Southern Historical Society Papers, Volume 17. (ed. Reverend J. William Jones), Lee's Lieutenants. (search)

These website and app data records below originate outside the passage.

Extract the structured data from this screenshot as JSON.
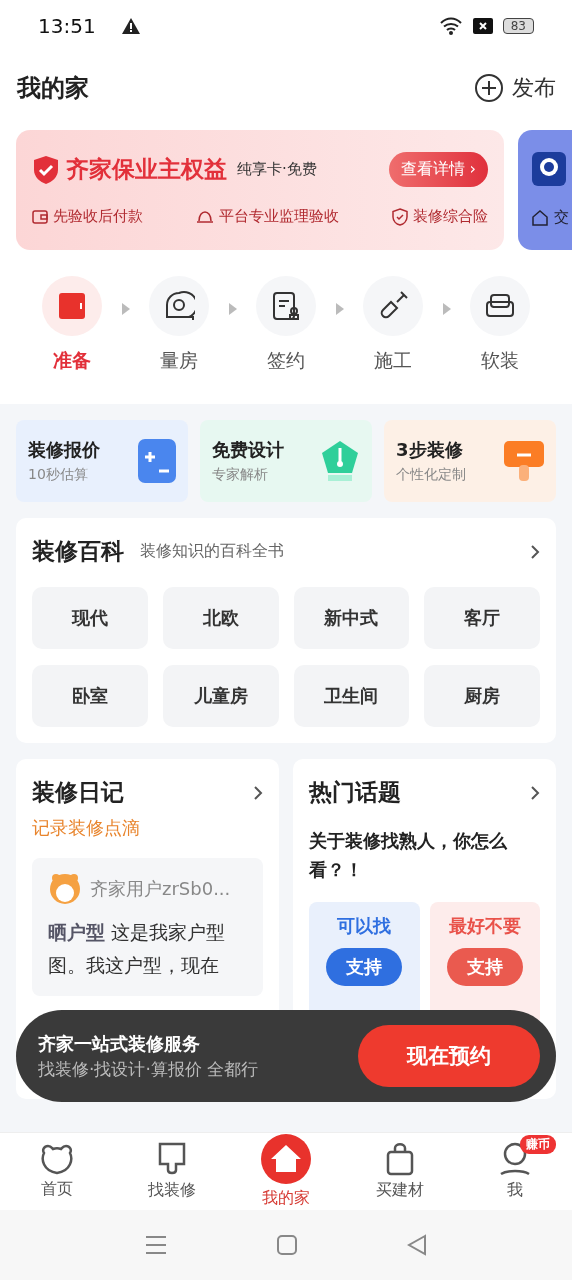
{
  "status_bar": {
    "time": "13:51",
    "battery": "83"
  },
  "header": {
    "title": "我的家",
    "publish": "发布"
  },
  "promo": {
    "title": "齐家保业主权益",
    "subtitle": "纯享卡·免费",
    "button": "查看详情 ›",
    "features": [
      "先验收后付款",
      "平台专业监理验收",
      "装修综合险"
    ],
    "next_card_text": "交"
  },
  "steps": [
    {
      "label": "准备",
      "selected": true
    },
    {
      "label": "量房",
      "selected": false
    },
    {
      "label": "签约",
      "selected": false
    },
    {
      "label": "施工",
      "selected": false
    },
    {
      "label": "软装",
      "selected": false
    }
  ],
  "quick_cards": [
    {
      "kind": "calc",
      "title": "装修报价",
      "subtitle": "10秒估算"
    },
    {
      "kind": "design",
      "title": "免费设计",
      "subtitle": "专家解析"
    },
    {
      "kind": "steps",
      "title": "3步装修",
      "subtitle": "个性化定制"
    }
  ],
  "encyclopedia": {
    "title": "装修百科",
    "subtitle": "装修知识的百科全书",
    "tags": [
      "现代",
      "北欧",
      "新中式",
      "客厅",
      "卧室",
      "儿童房",
      "卫生间",
      "厨房"
    ]
  },
  "diary": {
    "title": "装修日记",
    "subtitle": "记录装修点滴",
    "user": "齐家用户zrSb0...",
    "text": "**晒户型** 这是我家户型图。我这户型，现在"
  },
  "topic": {
    "title": "热门话题",
    "question": "关于装修找熟人，你怎么看？！",
    "options": [
      {
        "label": "可以找",
        "button": "支持",
        "kind": "pro"
      },
      {
        "label": "最好不要",
        "button": "支持",
        "kind": "con"
      }
    ]
  },
  "floating_banner": {
    "title": "齐家一站式装修服务",
    "subtitle": "找装修·找设计·算报价 全都行",
    "button": "现在预约"
  },
  "tab_bar": [
    {
      "label": "首页",
      "selected": false,
      "kind": "home"
    },
    {
      "label": "找装修",
      "selected": false,
      "kind": "find"
    },
    {
      "label": "我的家",
      "selected": true,
      "kind": "house"
    },
    {
      "label": "买建材",
      "selected": false,
      "kind": "shop"
    },
    {
      "label": "我",
      "selected": false,
      "kind": "me",
      "badge": "赚币"
    }
  ]
}
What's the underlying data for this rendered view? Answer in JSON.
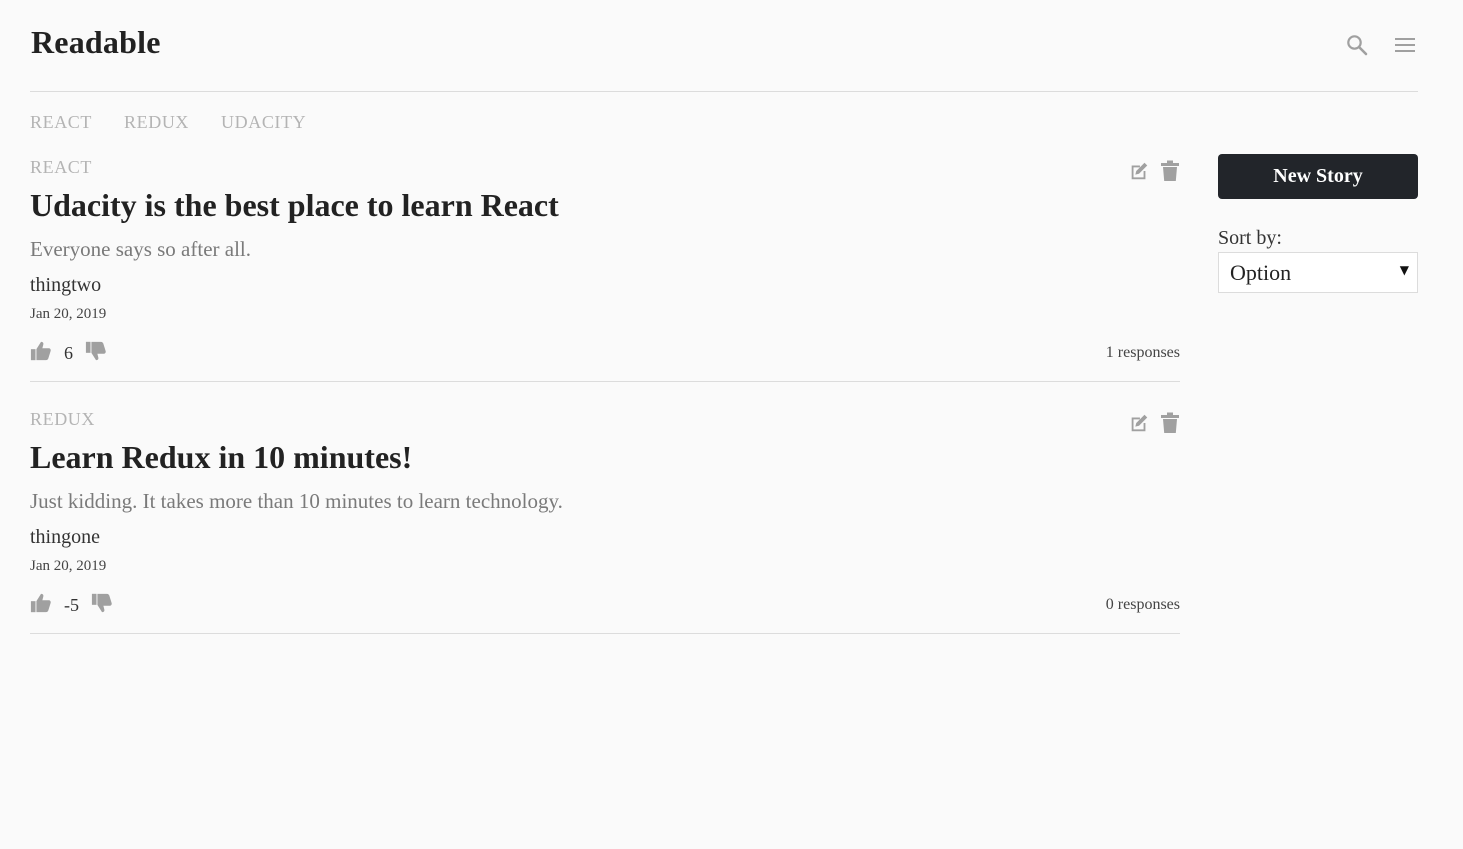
{
  "app": {
    "title": "Readable"
  },
  "header": {
    "icons": [
      "search-icon",
      "menu-icon"
    ]
  },
  "nav": {
    "categories": [
      "REACT",
      "REDUX",
      "UDACITY"
    ]
  },
  "posts": [
    {
      "category": "REACT",
      "title": "Udacity is the best place to learn React",
      "body": "Everyone says so after all.",
      "author": "thingtwo",
      "date": "Jan 20, 2019",
      "score": "6",
      "responses": "1 responses"
    },
    {
      "category": "REDUX",
      "title": "Learn Redux in 10 minutes!",
      "body": "Just kidding. It takes more than 10 minutes to learn technology.",
      "author": "thingone",
      "date": "Jan 20, 2019",
      "score": "-5",
      "responses": "0 responses"
    }
  ],
  "sidebar": {
    "new_story_label": "New Story",
    "sort_label": "Sort by:",
    "sort_value": "Option"
  },
  "colors": {
    "button_bg": "#22252a",
    "muted": "#b4b4b4",
    "icon": "#a0a0a0"
  }
}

A. E. Reynolds, Mississippi. D. H. Reynolds, Arkansas. R. V. Richardson, Tennessee. William P. Roberts, Raleigh, N. C. L. S. Ross, Austin, Tex. Thomas M. Scott, Louisiana. C. W. Sears, Mississippi. Charles M. Shelly, Alabama. F. A. Shoup, Sewanee, Tenn. A. M. Scales, Greensboroa, N. C. G. M. Sorrell, Savannah, Ga. George H. Steuart, Baltimore, Md. Marcellus A. Stovall, Augusta, Ga. Edward L. Thomas, Washington, D. C. W. R. Terry, Richmond, Va. J. C. Tappan, Ozark, Ark. John C. Vaughan, Tennessee. Robert B. Vance, Asheville, N. C. A. J. Vaughan, Memphis, Tenn. James A. Walker, Wytheville, Va. R. Lindsay Walker, Columbia, Va. D. A. Weisiger, Petersburg, Va. G. C. Wharton, New River, Va. Marcus J. Wright, Washington, D. C. G. J. Wright, Griffin, Ga. H. H. Walker, New York. W. S. Walker, Florida. W. H. Wallace, Columbia, S. C. R. Waterhouse, Texas. T. N. Waul, Galveston, Texas. John S. Williams, Mt. Sterling, Ky. S. A. M. Wood, Alab